"""
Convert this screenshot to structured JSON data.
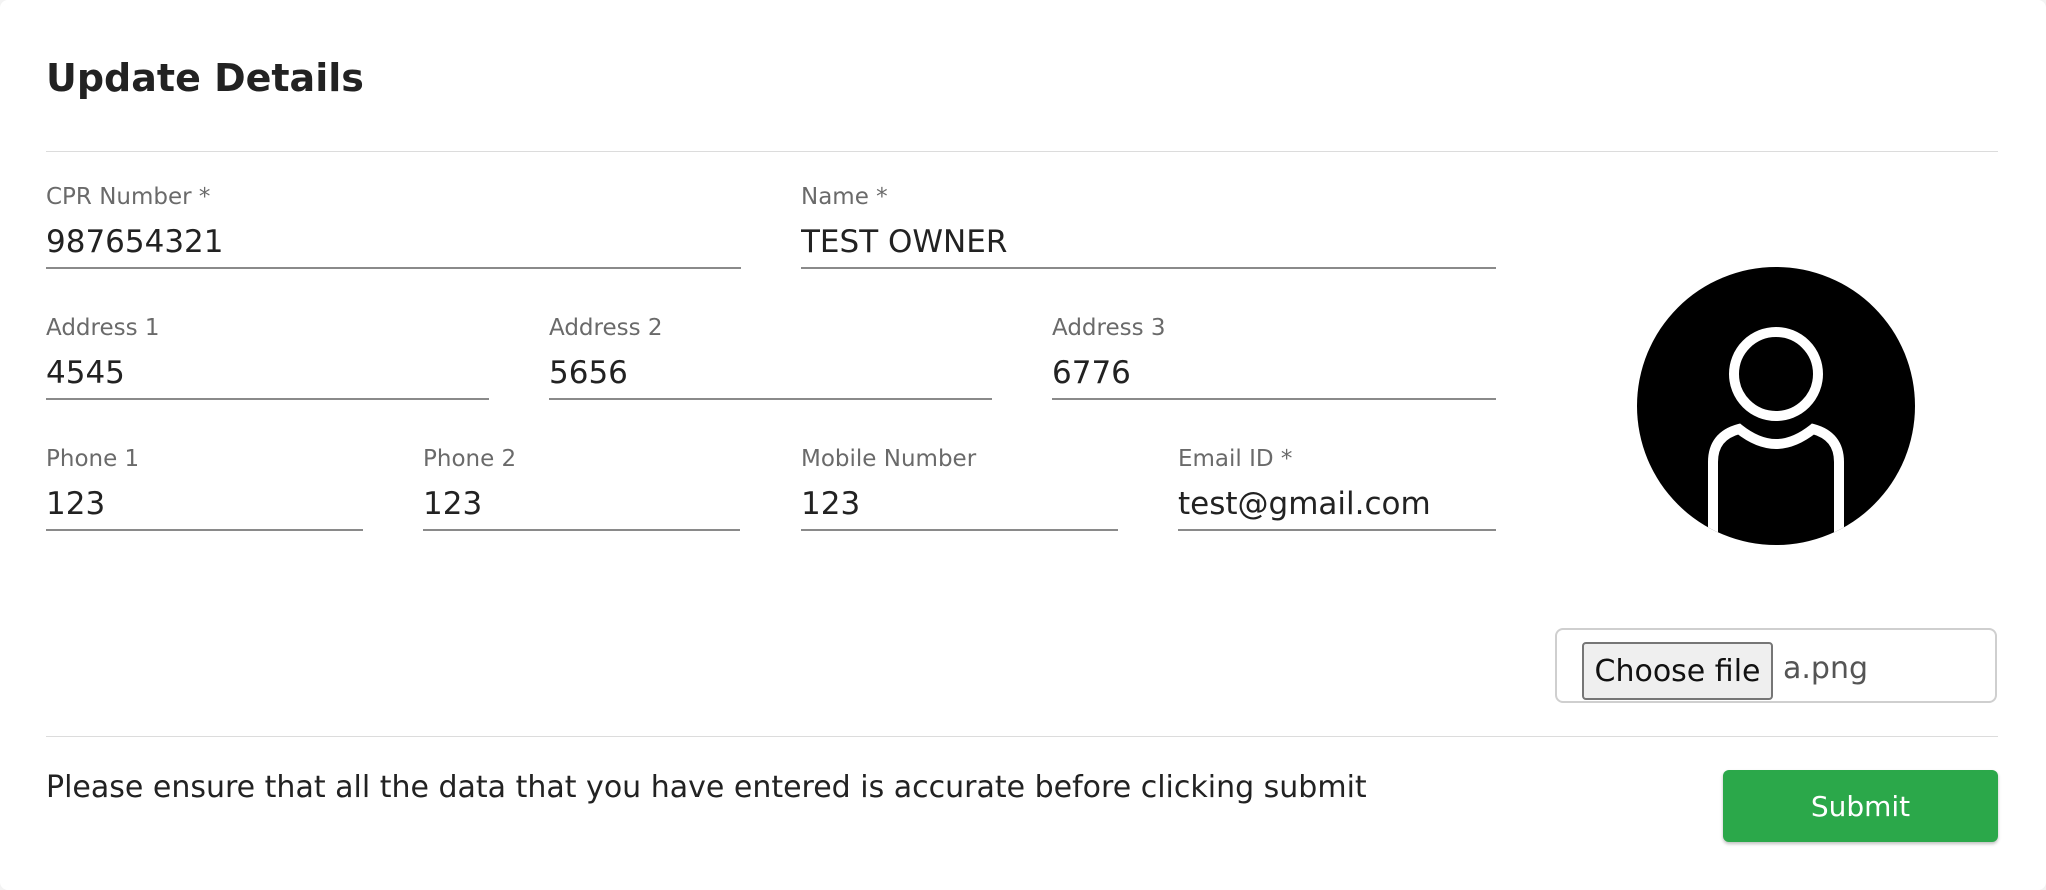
{
  "header": {
    "title": "Update Details"
  },
  "form": {
    "cpr": {
      "label": "CPR Number *",
      "value": "987654321"
    },
    "name": {
      "label": "Name *",
      "value": "TEST OWNER"
    },
    "address1": {
      "label": "Address 1",
      "value": "4545"
    },
    "address2": {
      "label": "Address 2",
      "value": "5656"
    },
    "address3": {
      "label": "Address 3",
      "value": "6776"
    },
    "phone1": {
      "label": "Phone 1",
      "value": "123"
    },
    "phone2": {
      "label": "Phone 2",
      "value": "123"
    },
    "mobile": {
      "label": "Mobile Number",
      "value": "123"
    },
    "email": {
      "label": "Email ID *",
      "value": "test@gmail.com"
    }
  },
  "upload": {
    "avatar_icon": "user-avatar-icon",
    "choose_label": "Choose file",
    "file_name": "a.png"
  },
  "footer": {
    "notice": "Please ensure that all the data that you have entered is accurate before clicking submit",
    "submit_label": "Submit"
  },
  "colors": {
    "accent": "#2ba84a",
    "avatar": "#000000"
  }
}
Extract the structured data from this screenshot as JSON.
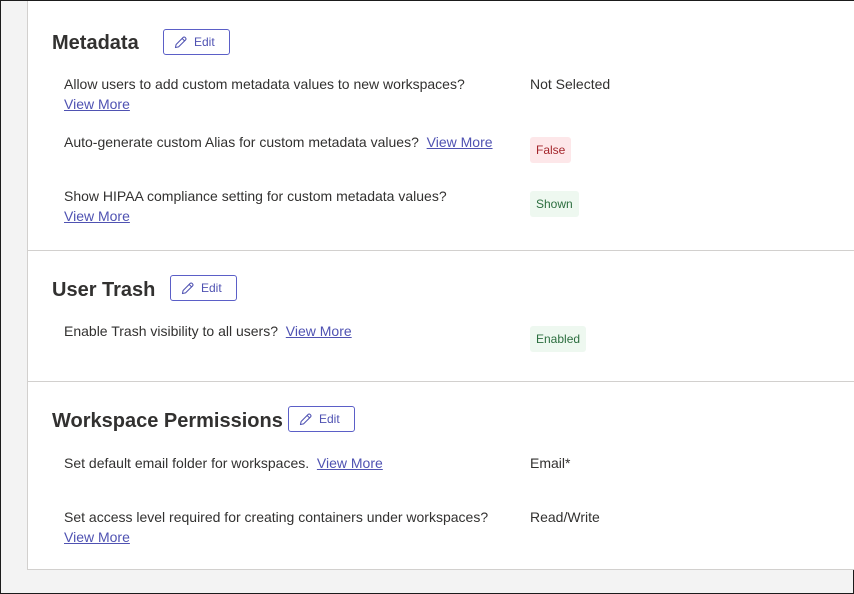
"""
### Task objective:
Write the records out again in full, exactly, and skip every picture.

### Exercise result:
Convert this screenshot to structured JSON data.
{
  "header": {
    "title": "Update Details"
  },
  "form": {
    "cpr": {
      "label": "CPR Number *",
      "value": "987654321"
    },
    "name": {
      "label": "Name *",
      "value": "TEST OWNER"
    },
    "address1": {
      "label": "Address 1",
      "value": "4545"
    },
    "address2": {
      "label": "Address 2",
      "value": "5656"
    },
    "address3": {
      "label": "Address 3",
      "value": "6776"
    },
    "phone1": {
      "label": "Phone 1",
      "value": "123"
    },
    "phone2": {
      "label": "Phone 2",
      "value": "123"
    },
    "mobile": {
      "label": "Mobile Number",
      "value": "123"
    },
    "email": {
      "label": "Email ID *",
      "value": "test@gmail.com"
    }
  },
  "upload": {
    "avatar_icon": "user-avatar-icon",
    "choose_label": "Choose file",
    "file_name": "a.png"
  },
  "footer": {
    "notice": "Please ensure that all the data that you have entered is accurate before clicking submit",
    "submit_label": "Submit"
  },
  "colors": {
    "accent": "#2ba84a",
    "avatar": "#000000"
  }
}
Extract the structured data from this screenshot as JSON.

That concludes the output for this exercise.